Luckily for us, they're not afraid to show it:
What does a superstar like Carlos Acosta do after bidding farewell to his career in classical ballet? In Acosta's case, he returns to his native country, Cuba, to funnel his fame, connections and prodigious energies back into the dance scene that formed him. Because of its top-notch, state-supported training programs and popular embrace of the art of dance, Cuba is brimming with talented dancers. What it has been short on, until recently, are opportunities outside of the mainstream companies, as well as access to a more international repertoire. That is changing now, and, with the creation of Acosta Danza, launched in 2016, Acosta is determined to open the doors even wider to new ideas and audiences.
There's so much more to the dance world than making and performing dances. Arts administrators do everything from raising money to managing companies to building new audiences. With the growing number of arts administration programs in colleges, dancers have an opportunity to position themselves for a multifaceted career on- or offstage—and to bring their unique perspective as artists to administrative work.

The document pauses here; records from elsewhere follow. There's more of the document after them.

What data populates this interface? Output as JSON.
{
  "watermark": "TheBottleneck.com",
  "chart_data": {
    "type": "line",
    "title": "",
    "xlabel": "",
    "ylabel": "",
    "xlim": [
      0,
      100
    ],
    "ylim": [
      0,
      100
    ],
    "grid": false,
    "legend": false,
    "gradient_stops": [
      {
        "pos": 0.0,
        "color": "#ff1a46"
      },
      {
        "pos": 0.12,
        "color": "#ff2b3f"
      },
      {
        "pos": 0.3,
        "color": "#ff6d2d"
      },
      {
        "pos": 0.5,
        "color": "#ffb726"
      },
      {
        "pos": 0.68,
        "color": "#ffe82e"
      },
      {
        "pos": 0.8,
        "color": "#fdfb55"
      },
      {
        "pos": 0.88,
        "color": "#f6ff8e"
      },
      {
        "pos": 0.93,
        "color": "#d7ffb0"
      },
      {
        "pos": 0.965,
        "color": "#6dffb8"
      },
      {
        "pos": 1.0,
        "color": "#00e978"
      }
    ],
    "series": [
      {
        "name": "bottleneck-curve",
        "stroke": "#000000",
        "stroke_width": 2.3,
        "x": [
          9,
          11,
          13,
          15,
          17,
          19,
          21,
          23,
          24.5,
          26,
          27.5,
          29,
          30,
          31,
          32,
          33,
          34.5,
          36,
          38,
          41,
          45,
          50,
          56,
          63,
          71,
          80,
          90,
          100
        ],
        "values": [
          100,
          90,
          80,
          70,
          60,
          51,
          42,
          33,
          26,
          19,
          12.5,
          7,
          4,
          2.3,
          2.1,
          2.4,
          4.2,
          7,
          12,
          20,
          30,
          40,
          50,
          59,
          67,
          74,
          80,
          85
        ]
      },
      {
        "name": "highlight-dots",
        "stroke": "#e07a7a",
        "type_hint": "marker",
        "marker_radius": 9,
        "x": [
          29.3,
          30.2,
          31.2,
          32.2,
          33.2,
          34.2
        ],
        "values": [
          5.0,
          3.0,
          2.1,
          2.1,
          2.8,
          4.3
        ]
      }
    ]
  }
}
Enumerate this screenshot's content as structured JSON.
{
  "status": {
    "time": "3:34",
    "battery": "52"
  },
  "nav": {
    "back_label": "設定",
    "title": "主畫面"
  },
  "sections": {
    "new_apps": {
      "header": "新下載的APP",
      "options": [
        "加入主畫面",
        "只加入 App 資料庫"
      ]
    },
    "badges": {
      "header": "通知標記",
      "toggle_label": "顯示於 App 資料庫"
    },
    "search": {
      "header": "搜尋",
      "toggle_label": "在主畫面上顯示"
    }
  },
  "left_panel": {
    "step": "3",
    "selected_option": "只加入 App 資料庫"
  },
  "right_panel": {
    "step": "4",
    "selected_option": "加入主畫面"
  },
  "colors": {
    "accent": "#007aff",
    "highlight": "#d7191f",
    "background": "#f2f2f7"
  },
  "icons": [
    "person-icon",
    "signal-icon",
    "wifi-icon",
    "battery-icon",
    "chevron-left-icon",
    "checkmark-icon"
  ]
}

While Solange was busy helping big sis Beyoncé give Coachella its best performances of all time, an equally compelling project was quietly circulating on Instagram:
New York City Ballet continues its first year without Peter Martins at the helm as our spring season opens tonight.
When he retired at the start of the new year, we plunged headfirst into unknown, murky waters. Who would the new director be? When would we know? Would we dancers get some say in the decision? Who would oversee the Balanchine ballets? Who would be in charge of casting? Would a new director bring along huge upheaval? Could some of us be out of a job?